Look, I had big mood swings about this book. I think “Pimps and Hos” parties are offensive. I find it offensive that a homeless guy’s death is considered to be OK because it allowed him serve one last higher purpose (saving a middle class white woman) before going into the light. I find it offensive that the hero calls the heroine a pet name right off the bat. She’s not the One Ring, and she’s not your pet poodle, so how ‘bout you USE HER DAMN NAME? Everyone seems to have an IQ of negative five and no one acts like a normal person. Seriously, no one had a single coherent thought in the entire course of the story.
Yet I was strangely charmed and I kept reading, even though lately I will drop a book pretty quickly if it’s not working for me. I wanted to know what would happen next. I thought it was cute when Jules threatened to call Seth “Lambykins” if he calls her “Precious” and I thought it was cute when they had a conversation about the oregano at her parents’ house. I thought this romance was kind of a good example of the idea that you have to find a partner who matches your emotional baggage. And I found myself staying up to finish the book because I wanted to know what would happen next.
Would Jules, who had been told not to leave the cop’s apartment until he got back, for her own safety, decide to rush home (the bad guys know where she lives) to get clean underwear?
OF COURSE she would! And then what? It was like a cavalcade of madness but it was wildly entertaining once I learned to go with the flow.

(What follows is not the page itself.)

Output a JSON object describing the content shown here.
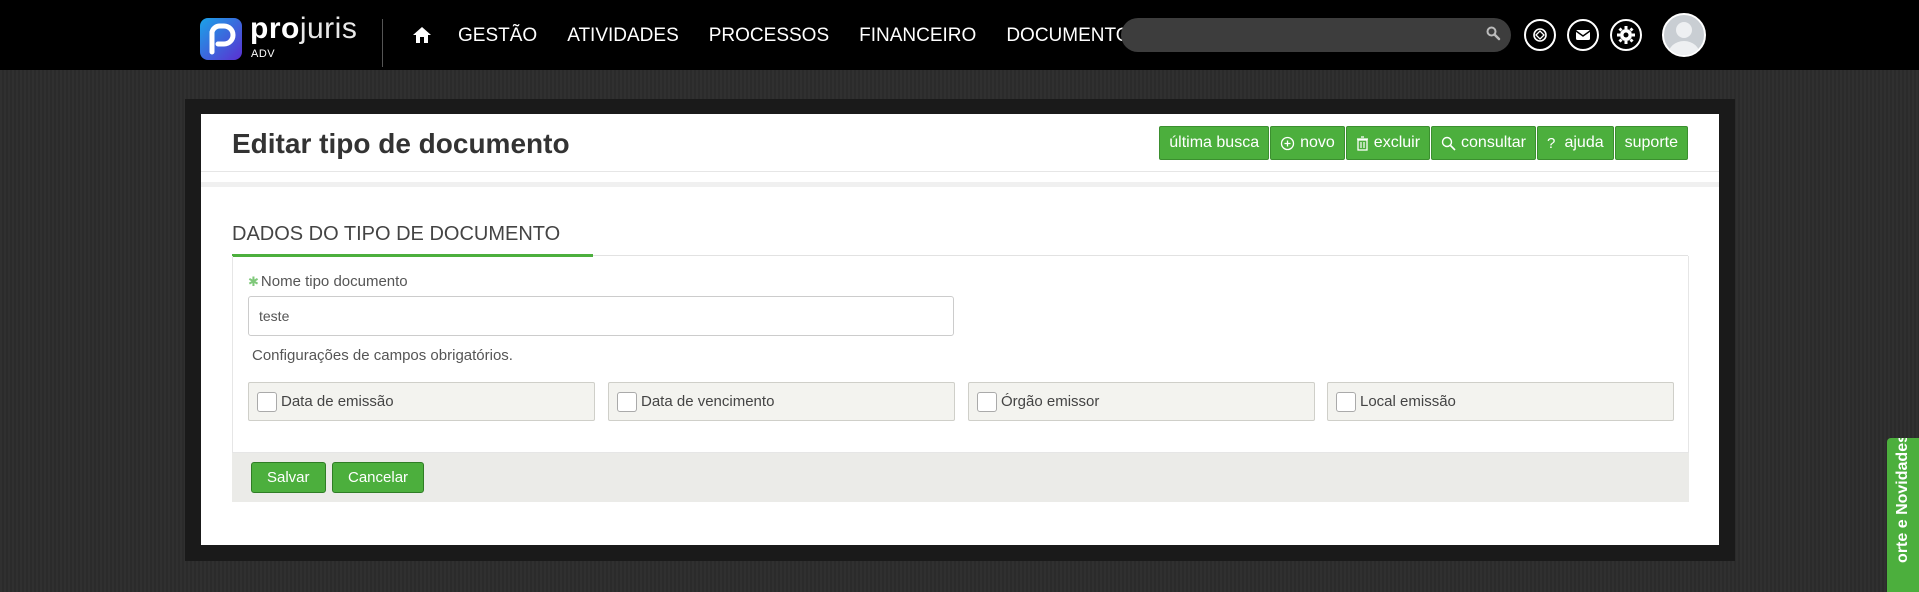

I suspect this book will go over better with people who are more comfortable with some of the standard (and/or silly) tropes of romantic suspense. It’s goofy and funny – sometimes on purpose and sometimes by accident. There’s a lot of torrid sex of the standard variety. You know – a lot of licking and nibbling and plunging deeply. The sex writing was neither incredibly original nor cringingly awful. The ghost was seriously creepy and the side characters were underdeveloped but entertaining. I was truly happy for Jules and Seth at the end of the story. They will have reliable, moral, kind, slightly dim children. If you decide to read this book, just be prepared to surrender all logic, relax, and go with the flow.
Organic oregano is available online from many sources. Check your local listings.